■ INSTRUCTIONS TO FOLLOW ■
The lines to copy from the data below are those that hold the string "icon".

■ PROVIDED MATERIAL ■

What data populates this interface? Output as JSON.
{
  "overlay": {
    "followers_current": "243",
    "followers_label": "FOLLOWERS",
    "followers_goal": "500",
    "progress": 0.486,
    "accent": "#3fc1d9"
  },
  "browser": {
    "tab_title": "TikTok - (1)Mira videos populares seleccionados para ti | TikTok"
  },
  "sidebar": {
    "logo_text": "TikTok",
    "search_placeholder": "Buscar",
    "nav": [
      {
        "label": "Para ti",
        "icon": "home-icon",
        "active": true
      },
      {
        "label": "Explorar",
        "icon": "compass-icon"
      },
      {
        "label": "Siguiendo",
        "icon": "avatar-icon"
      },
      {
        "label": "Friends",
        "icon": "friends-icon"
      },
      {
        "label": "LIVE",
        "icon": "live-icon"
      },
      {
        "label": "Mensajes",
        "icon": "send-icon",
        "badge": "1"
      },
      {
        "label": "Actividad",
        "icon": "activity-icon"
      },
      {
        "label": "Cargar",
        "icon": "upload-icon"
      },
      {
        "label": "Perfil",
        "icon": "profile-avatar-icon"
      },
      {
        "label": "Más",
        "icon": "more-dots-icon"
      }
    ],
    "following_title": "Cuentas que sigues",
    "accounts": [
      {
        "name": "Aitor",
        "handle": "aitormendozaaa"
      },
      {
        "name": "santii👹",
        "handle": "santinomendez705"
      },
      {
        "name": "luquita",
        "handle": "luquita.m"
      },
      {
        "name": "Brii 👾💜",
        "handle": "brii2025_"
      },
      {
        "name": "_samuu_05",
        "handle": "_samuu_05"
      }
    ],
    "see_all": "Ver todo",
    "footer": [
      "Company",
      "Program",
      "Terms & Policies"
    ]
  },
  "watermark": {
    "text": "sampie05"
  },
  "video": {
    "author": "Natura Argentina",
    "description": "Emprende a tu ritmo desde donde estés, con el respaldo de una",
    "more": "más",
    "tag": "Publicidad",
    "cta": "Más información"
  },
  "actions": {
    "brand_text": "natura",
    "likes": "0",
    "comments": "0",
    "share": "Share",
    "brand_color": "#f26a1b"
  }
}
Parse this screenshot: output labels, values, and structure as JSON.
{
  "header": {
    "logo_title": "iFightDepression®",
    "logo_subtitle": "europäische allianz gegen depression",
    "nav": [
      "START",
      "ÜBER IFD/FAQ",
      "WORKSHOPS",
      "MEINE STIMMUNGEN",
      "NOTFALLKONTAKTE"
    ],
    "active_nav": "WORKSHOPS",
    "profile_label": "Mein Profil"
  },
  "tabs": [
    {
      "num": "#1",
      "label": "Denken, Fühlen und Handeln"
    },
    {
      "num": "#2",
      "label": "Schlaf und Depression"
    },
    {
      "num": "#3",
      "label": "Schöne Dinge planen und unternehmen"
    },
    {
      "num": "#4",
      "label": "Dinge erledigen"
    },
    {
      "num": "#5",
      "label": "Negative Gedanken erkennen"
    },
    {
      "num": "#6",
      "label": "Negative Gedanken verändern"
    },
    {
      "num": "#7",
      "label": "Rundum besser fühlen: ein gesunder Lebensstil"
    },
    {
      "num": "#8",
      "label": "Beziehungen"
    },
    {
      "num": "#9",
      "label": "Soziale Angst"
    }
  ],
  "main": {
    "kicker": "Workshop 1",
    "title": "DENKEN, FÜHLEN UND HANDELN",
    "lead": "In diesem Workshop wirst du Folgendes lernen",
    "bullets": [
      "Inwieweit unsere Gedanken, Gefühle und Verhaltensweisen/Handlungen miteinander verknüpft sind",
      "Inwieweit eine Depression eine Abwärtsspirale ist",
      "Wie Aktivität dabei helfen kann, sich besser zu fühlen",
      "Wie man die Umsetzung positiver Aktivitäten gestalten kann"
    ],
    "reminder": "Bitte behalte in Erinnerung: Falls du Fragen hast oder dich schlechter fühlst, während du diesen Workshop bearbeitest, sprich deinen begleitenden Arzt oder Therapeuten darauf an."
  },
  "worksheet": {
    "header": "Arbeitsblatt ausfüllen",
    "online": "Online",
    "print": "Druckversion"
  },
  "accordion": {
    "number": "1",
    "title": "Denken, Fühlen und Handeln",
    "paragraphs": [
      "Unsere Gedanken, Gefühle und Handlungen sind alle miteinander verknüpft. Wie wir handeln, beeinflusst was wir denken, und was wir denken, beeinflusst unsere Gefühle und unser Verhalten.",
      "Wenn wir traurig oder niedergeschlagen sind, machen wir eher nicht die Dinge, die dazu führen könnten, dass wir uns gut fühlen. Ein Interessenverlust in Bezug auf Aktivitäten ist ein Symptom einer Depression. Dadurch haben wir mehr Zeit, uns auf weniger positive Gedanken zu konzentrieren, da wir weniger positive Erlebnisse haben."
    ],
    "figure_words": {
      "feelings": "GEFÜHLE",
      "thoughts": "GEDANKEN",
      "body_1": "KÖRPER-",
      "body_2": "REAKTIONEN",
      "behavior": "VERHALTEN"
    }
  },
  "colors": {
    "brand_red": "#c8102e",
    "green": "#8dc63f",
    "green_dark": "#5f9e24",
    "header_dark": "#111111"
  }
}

■ FINAL ANSWER ■
        "icon": "home-icon",
        "icon": "compass-icon"
        "icon": "avatar-icon"
        "icon": "friends-icon"
        "icon": "live-icon"
        "icon": "send-icon",
        "icon": "activity-icon"
        "icon": "upload-icon"
        "icon": "profile-avatar-icon"
        "icon": "more-dots-icon"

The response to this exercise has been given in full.